**WORK TO COMPLETE**: Every record below must be returned word for word, with the pictures left out.

[Start of Attachment]

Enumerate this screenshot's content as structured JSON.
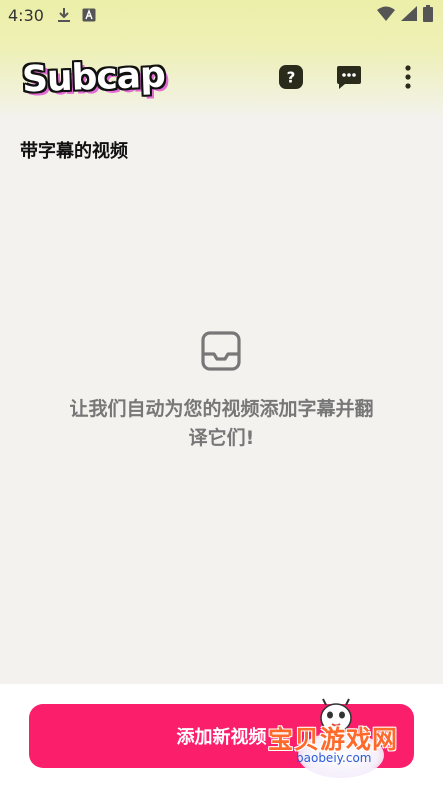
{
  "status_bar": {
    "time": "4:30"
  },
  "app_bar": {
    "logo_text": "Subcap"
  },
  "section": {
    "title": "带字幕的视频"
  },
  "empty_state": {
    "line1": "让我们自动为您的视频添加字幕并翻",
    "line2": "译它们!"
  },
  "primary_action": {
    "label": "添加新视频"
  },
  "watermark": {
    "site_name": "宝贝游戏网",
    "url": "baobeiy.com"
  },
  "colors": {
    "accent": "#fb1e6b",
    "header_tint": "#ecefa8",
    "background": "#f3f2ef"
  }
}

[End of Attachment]

**THE ANSWER**:
Enumerate this screenshot's content as structured JSON.
{
  "status_bar": {
    "time": "4:30"
  },
  "app_bar": {
    "logo_text": "Subcap"
  },
  "section": {
    "title": "带字幕的视频"
  },
  "empty_state": {
    "line1": "让我们自动为您的视频添加字幕并翻",
    "line2": "译它们!"
  },
  "primary_action": {
    "label": "添加新视频"
  },
  "watermark": {
    "site_name": "宝贝游戏网",
    "url": "baobeiy.com"
  },
  "colors": {
    "accent": "#fb1e6b",
    "header_tint": "#ecefa8",
    "background": "#f3f2ef"
  }
}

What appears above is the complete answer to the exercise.